Projects per year
Most current diagnostic tests for transmissible spongiform encephalopathies (TSE) rely on the presence of PK-resistant PrP(Sc) (PrP-res) in post-mortem tissues as indicative of TSE disease. However, a number of studies have highlighted a discrepancy between TSE infectivity and PrP-res levels in both natural and experimental cases of TSE disease. Previously we have shown high TSE infectivity levels in the brain tissue of mice that have a clinical TSE disease with associated vacuolar pathology but little or no PrP-res detectable. Here the levels of TSE infectivity and PrP-res within a peripheral tissue of this mouse model were investigated. Biochemical analysis identified low levels of PrP-res were present in the spleen tissue in comparison to levels observed in the spleen of mice infected with ME7 or 79A. However, upon sub-passage of brain and spleen tissue from clinically ill mice with little or no PrP-res detectable, similar short incubation periods to disease were observed, indicating that infectivity levels were similarly high in both tissues. Thus the discrepancy between PrP-res and TSE infectivity was also present in the peripheral tissues of this disease model. This result indicates that peripheral tissues can contain higher levels of infectivity given the correct combination of host species, PrP genotype and TSE agent.
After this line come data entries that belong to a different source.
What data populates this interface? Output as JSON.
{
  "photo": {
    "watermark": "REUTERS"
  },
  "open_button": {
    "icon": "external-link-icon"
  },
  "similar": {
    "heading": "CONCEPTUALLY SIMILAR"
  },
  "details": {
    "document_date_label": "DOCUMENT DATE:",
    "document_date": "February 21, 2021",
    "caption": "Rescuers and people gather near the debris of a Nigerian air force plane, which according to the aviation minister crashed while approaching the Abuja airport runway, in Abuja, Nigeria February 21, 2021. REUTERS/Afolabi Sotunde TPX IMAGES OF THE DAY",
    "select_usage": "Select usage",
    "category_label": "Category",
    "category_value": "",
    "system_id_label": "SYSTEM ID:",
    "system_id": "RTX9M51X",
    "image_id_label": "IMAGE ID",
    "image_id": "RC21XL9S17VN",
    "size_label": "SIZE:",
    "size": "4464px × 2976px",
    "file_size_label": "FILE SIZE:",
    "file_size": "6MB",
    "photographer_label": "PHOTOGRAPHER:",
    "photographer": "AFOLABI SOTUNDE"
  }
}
Therefore the assumption that levels of peripheral infectivity are lower than those in the central nervous system is not always correct and could have implications for current food safety regulations.
FingerprintDive into the research topics of 'Dissociation between Transmissible Spongiform Encephalopathy (TSE) Infectivity and Proteinase K-Resistant PrPSc Levels in Peripheral Tissue from a Murine Transgenic Model of TSE Disease'. Together they form a unique fingerprint.
- 2 Finished
Investigating the relationship between abnormal prion protein (PrP) and the TSE infectious agent using the PCMA: Studentship Karen Dobie
20/09/08 → 14/09/12